Now, a tour of California’s state Capitol – but not just any tour. This one includes a little history … some surprising details that are easy to miss … and a rare trip to the top of the Capitol dome. Here’s Capital Public Radio’s Ben Adler.
As a high school marching band tunes up outside the state Capitol, Ken Cooley shows a couple dozen people the building he’s poured his soul into for the last four decades. He’s a Democratic Assemblyman, a longtime staffer and a walking Capitol encyclopedia.
Cooley: “So it was this massive, magnificent Capitol built on the Western frontier using primitive lime mortar and bricks they made right here.”

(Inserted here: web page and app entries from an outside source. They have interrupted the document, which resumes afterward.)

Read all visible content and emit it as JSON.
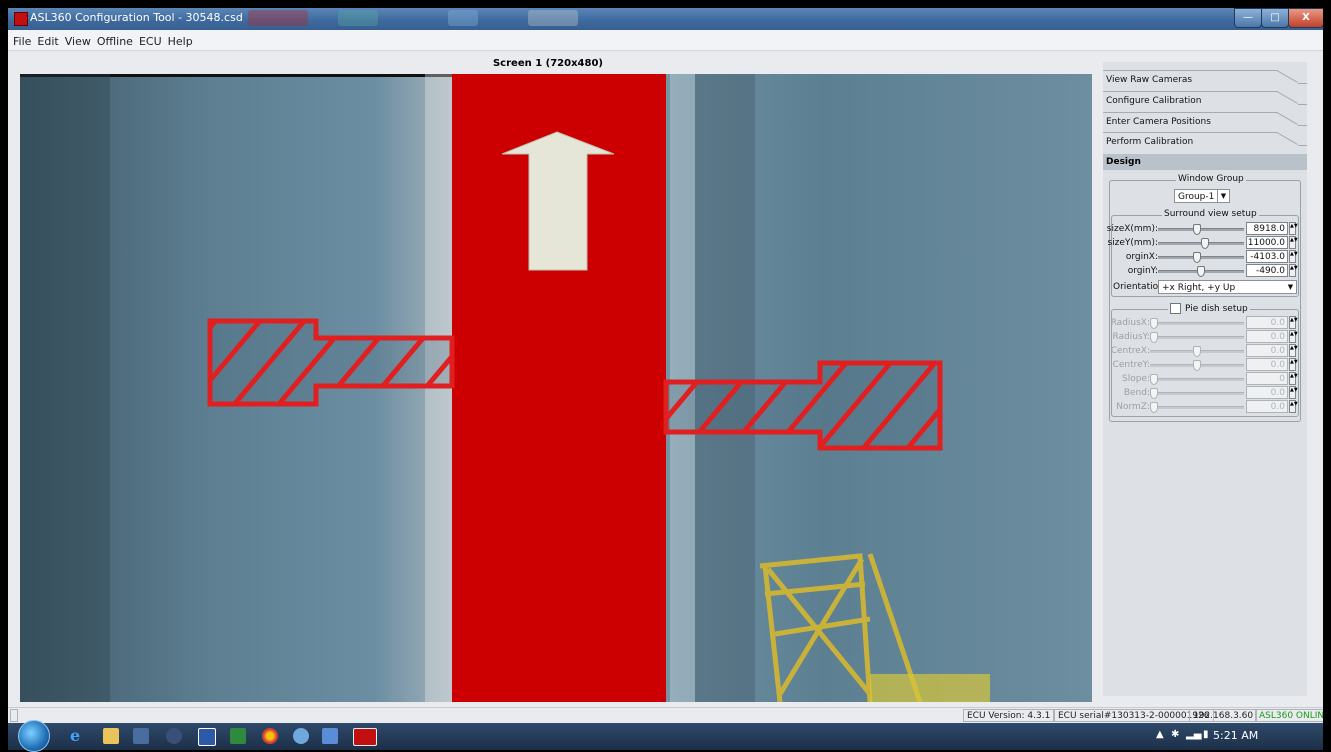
{
  "window": {
    "title": "ASL360 Configuration Tool - 30548.csd",
    "controls": {
      "minimize": "—",
      "maximize": "□",
      "close": "X"
    }
  },
  "menu": [
    "File",
    "Edit",
    "View",
    "Offline",
    "ECU",
    "Help"
  ],
  "screen_label": "Screen 1   (720x480)",
  "side_tabs": {
    "view_raw": "View Raw Cameras",
    "configure": "Configure Calibration",
    "enter_positions": "Enter Camera Positions",
    "perform": "Perform Calibration",
    "design": "Design"
  },
  "window_group": {
    "legend": "Window Group",
    "selected": "Group-1"
  },
  "surround": {
    "legend": "Surround view setup",
    "rows": [
      {
        "label": "sizeX(mm):",
        "value": "8918.0",
        "level": 0.45
      },
      {
        "label": "sizeY(mm):",
        "value": "11000.0",
        "level": 0.55
      },
      {
        "label": "orginX:",
        "value": "-4103.0",
        "level": 0.45
      },
      {
        "label": "orginY:",
        "value": "-490.0",
        "level": 0.5
      }
    ],
    "orientation_label": "Orientation:",
    "orientation_value": "+x Right, +y Up"
  },
  "pie": {
    "legend": "Pie dish setup",
    "rows": [
      {
        "label": "RadiusX:",
        "value": "0.0",
        "level": 0.0
      },
      {
        "label": "RadiusY:",
        "value": "0.0",
        "level": 0.0
      },
      {
        "label": "CentreX:",
        "value": "0.0",
        "level": 0.5
      },
      {
        "label": "CentreY:",
        "value": "0.0",
        "level": 0.5
      },
      {
        "label": "Slope:",
        "value": "0",
        "level": 0.0
      },
      {
        "label": "Bend:",
        "value": "0.0",
        "level": 0.0
      },
      {
        "label": "NormZ:",
        "value": "0.0",
        "level": 0.0
      }
    ]
  },
  "status": {
    "ecu_version": "ECU Version: 4.3.1",
    "ecu_serial": "ECU serial#130313-2-000001926",
    "ip": "192.168.3.60",
    "online": "ASL360 ONLINE"
  },
  "taskbar": {
    "clock": "5:21 AM"
  },
  "colors": {
    "overlay_red": "#cc0000",
    "arrow_fill": "#e6e6d8",
    "online_green": "#1a9a1a"
  }
}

Construction of the original Capitol started in 1860. By the mid-1970s, it would have crumbled in an earthquake. So the state undertook the largest restoration project in the western hemisphere. Which leads us to our first story inside the Capitol…
Cooley: “In 1981, we were having a problem affecting our agriculture community in California – a medfly infestation.”
That was just as the Capitol's renovation was wrapping up. And if you look at the ceiling of the old governor’s office on the first floor…
Cooley: “The artist painted a medfly on a rosebud.”
… a little practical joke.
King: “Now you just walked into a time warp.”
Also on the first floor, Capitol tour guide Alex King takes us into the old State Treasurer’s office.
King: “There are five things in this room that were here back in 1906. I'm one of them. (laughter) … That vault held our entire state treasury of eight million – with an M – dollars.”
King shows us some money from the time:
King: “These one-ounce gold coins (clink!)”
And speaking of gold, that’s one of Cooley’s favorite stories about the Capitol restoration. His boss back then chaired the Senate Rules Committee and was accused by a political opponent of building a Taj Mahal for his cronies. Cooley takes us to the Senate chamber to explain how he helped his boss respond to that charge.
Cooley: “You know, you see all this gold in the building – it’s not actually gold – except here when you look at the Latin inscription over the dais, which is the Senate motto. And that’s true gold leaf because you wouldn’t put it up in something false.”
The Capitol has an inner dome, 120 feet above the Rotunda floor ... and an outer dome, the Sacramento skyline’s signature landmark. Cooley had to get special permission to take me up.
Our chaperone from the California Highway Patrol leads us up tall, metal ladders in the heart of the Capitol. We come out above the inner dome. Lawmakers’ and staffers’ names are scrawled everywhere – despite a “No Graffiti” sign. Cooley opens a window in the dome that looks down onto the Rotunda.
Cooley: “So we are surrounded by concrete and tall windows of the upper dome. And we’re in the 90-foot space between where the lower dome ends and the upper dome meets.”
Then, CHP Officer Mike Jones finds something that even Cooley doesn't know.
Jones: “Do you know about the lightning strike out there?”
Cooley: “No, I don’t...”
Outside, on a walkway wrapping around the upper dome, you can see where lightning ripped away a chunk of the building.
Cooley: “Oh my gosh...”
Jones: “So they say it’s good luck to touch it!”
Back inside the dome, we climb a tight coil of metal stairs, inside metal wire fencing.
Cooley: “Now we’re gonna go up the wobbly staircase to the cupola.”
Ben: “It’s a long ways.”
Cooley: “It is a long ways.”
Ben: “You said 90 feet above the inner dome?”
Ben Adler: “One final metal ladder ... and we’re up on top. Here we are. Wow...”
As we stand atop the upper dome, Officer Jones marvels at the view between the white pillars that hold up the tiny golden-domed cupola, the Capitol's highest point.
Jones: “You can really see why Sacramento is number two in the world for city of trees, when you come up here and really see the canopy of trees. ... On a clear day, you can see the Buttes really well, Mount Diablo really well, a nice view of the Sierras to the east.”
Then, reluctantly, we get set to climb back down to our daily grinds.